Council member[edit]

While a Council Member, Lasher funded the reconstruction of Brighton Playground, in 1995.[10] As an Assemblyman, Lasher served as Chairman of New York State Governor Mario Cuomo's Insurance Committee.[11]

In November 2000, Lasher helped fund a $2 million reconstruction of the playground area of Calvert Vaux Park, a 73-acre (300,000 m2) park in New York City; named for Calvert Vaux, the designer of Central Park.[12]

Later years[edit]

Lasher did not run in the 2001 Brooklyn City Council elections due to term limits. His wife, Susan Lasher, ran and received 2,999 votes to winner Domenic M. Recchia's 4,509.[6][13]

Howard Lasher died in his Ocean Parkway, New York home, on March 11, 2007.[1]

Education[edit]

Source[1]

References[edit]

  1. ^ a b c d "Legislator Howard Lasher dies at 62 - City and state pol fought for disadvantaged in decades-long career.", Park Slope Courier, Gary Busio, March 16, 2007., Courier-Life Publications.
  2. ^ Frances McIntyre, Arnold Smith, New York Times, May 3, 1998
    "His father was an executive assistant to former State Assemblyman Howard L. Lasher of Brooklyn."
  3. ^ Candidate Statements, New York City Campaign Finance Board, Susan Lasher, City Council, 47th Council District, retrieved 1/22/07.
  4. ^ "Brooklyn Councilman, a Political Fixture, Faces Fight in Primary", August 28, 1997, The New York Times, Jonathan P. Hicks.
  5. ^ New York City Economic Development Corporation, August 22, 2000, Press Release
    Mayor Rudolph W. Giuliani was joined today by City Council Speaker Peter F. Vallone, City Council Member Howard L. Lasher, Deputy Mayor for Economic Development and Finance Robert M. Harding, New York City Economic Development Corporation (EDC) President Michael G. Carey, New York Mets co-owner Fred Wilpon, and Joan Hodges, wife of baseball player Gil Hodges, to celebrate the start of construction on the permanent home of the New York Mets' minor league baseball team.
  6. ^ a b New York City District 47, Gotham Gazette, Primary Election Results.
  7. ^ a b Dionne Jr., E.J. (July 20, 1981). "Carey Kills Bill Allowing Removal of 'Coerced' Members from Cults". The New York Times. p. B7. Retrieved September 16, 2017. 
  8. ^ The Buffalo News, Buffalo, New York, "Anti-Cult Bill Stirs Debate on Constitutionality", June 23, 1981.
  9. ^ "NY Senate Passes Bill on Cult Deprogramming", Garden City Newsday, Keeler, July 1, 1981, New York.
  10. ^ Brighton Playground, New York City Department of Parks & Recreation, July 07, 1998
  11. ^ Sack, Kevin (February 27, 1991). "Cuomo Bill Seeks Insurance for the AIDS Exposed". New York Times.
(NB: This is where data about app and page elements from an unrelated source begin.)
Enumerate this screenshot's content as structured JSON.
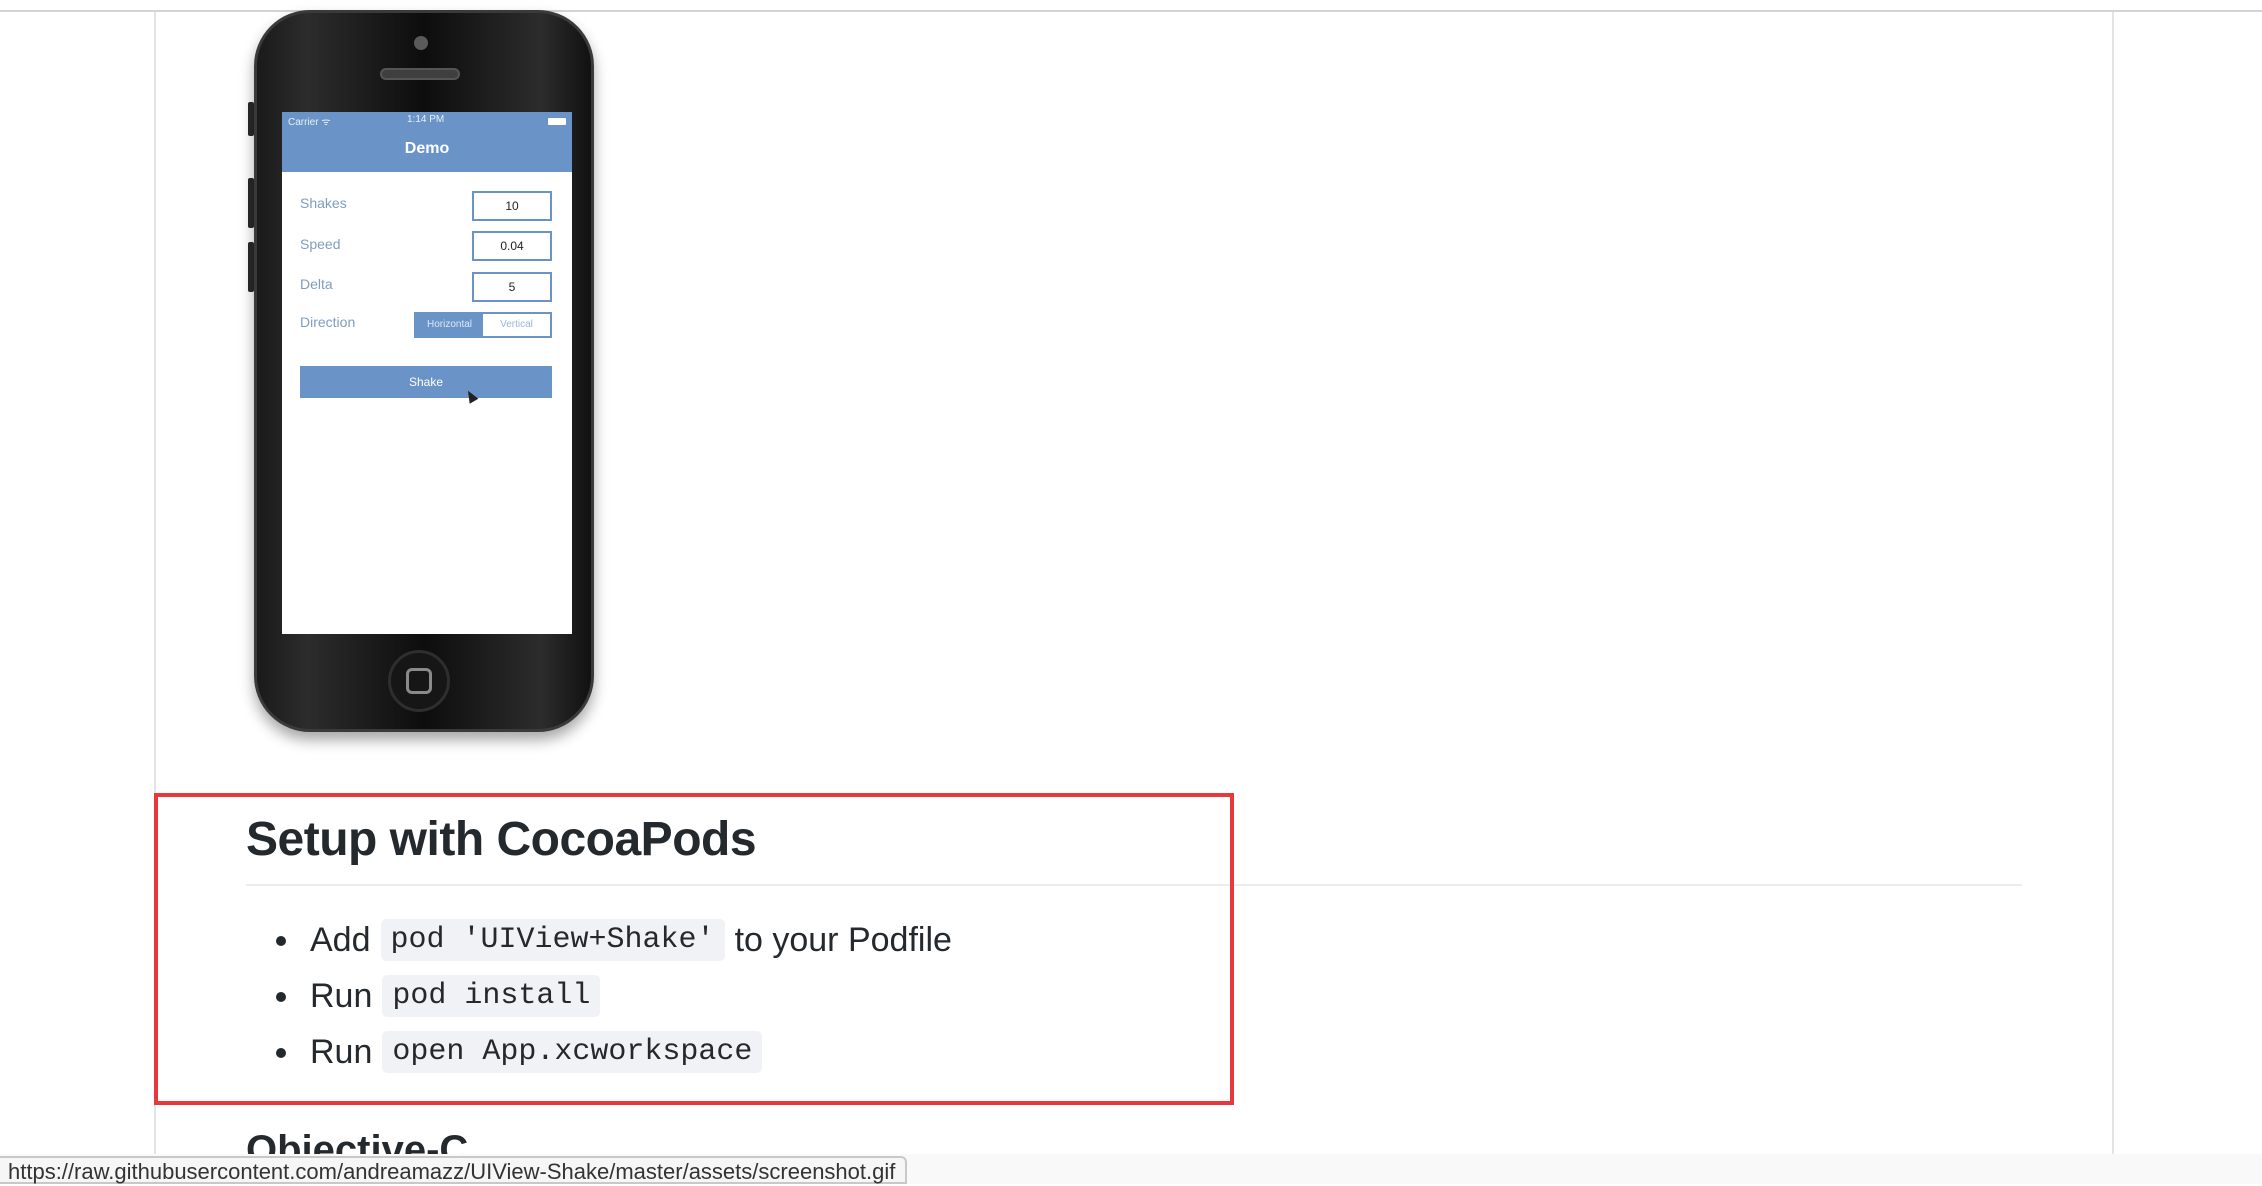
{
  "phone_screenshot": {
    "status_carrier": "Carrier ᯤ",
    "status_time": "1:14 PM",
    "nav_title": "Demo",
    "fields": [
      {
        "label": "Shakes",
        "value": "10"
      },
      {
        "label": "Speed",
        "value": "0.04"
      },
      {
        "label": "Delta",
        "value": "5"
      }
    ],
    "direction_label": "Direction",
    "direction_options": [
      "Horizontal",
      "Vertical"
    ],
    "direction_selected": "Horizontal",
    "shake_button": "Shake"
  },
  "readme": {
    "setup_heading": "Setup with CocoaPods",
    "steps": [
      {
        "prefix": "Add",
        "code": "pod 'UIView+Shake'",
        "suffix": "to your Podfile"
      },
      {
        "prefix": "Run",
        "code": "pod install",
        "suffix": ""
      },
      {
        "prefix": "Run",
        "code": "open App.xcworkspace",
        "suffix": ""
      }
    ],
    "next_heading": "Objective-C"
  },
  "highlight_color": "#e8383d",
  "status_bar_url": "https://raw.githubusercontent.com/andreamazz/UIView-Shake/master/assets/screenshot.gif"
}
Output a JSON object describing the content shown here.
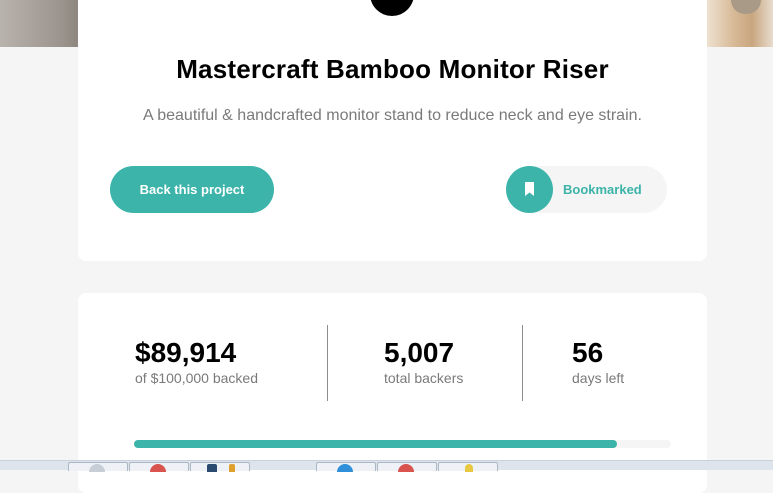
{
  "project": {
    "title": "Mastercraft Bamboo Monitor Riser",
    "description": "A beautiful & handcrafted monitor stand to reduce neck and eye strain.",
    "back_label": "Back this project",
    "bookmark_label": "Bookmarked"
  },
  "stats": {
    "amount": "$89,914",
    "amount_label": "of $100,000 backed",
    "backers": "5,007",
    "backers_label": "total backers",
    "days": "56",
    "days_label": "days left"
  },
  "progress": {
    "fraction": 0.89914
  },
  "colors": {
    "accent": "#3cb4a9",
    "background": "#f4f5f4",
    "text_muted": "#7a7a7a"
  },
  "icons": {
    "logo": "logo-icon",
    "bookmark": "bookmark-icon"
  }
}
Retrieved September 16, 2017. Insurance industry officials and key legislators said today that it would be unfair to non-AIDS patients to make them share the high cost of insuring those with the disease. "If you do this you'll bring the cost of insurance up and you'll exclude people who can no longer afford the insurance," said Assemblyman Howard L. Lasher, Democrat of Brooklyn, the chairman of the Insurance Committee. Mr. Lasher said the bill "would have almost no chance in the Senate." 
  12. ^ Calvert Vaux Park, New York City Department of Parks & Recreation, November 07, 2001.
  13. ^ How The Promise Of Campaign 2001 Played Out, Mark Berkey-Gerard, Gotham Gazette, 2001.
New York Assembly
Preceded by
Leonard M. Simon
New York State Assembly
46th District

1973–1993
Succeeded by
Jules Polonetsky
New York City Council
Preceded by
Samuel Horwitz
New York City Council
47th District

1994–2001
Succeeded by
Domenic Recchia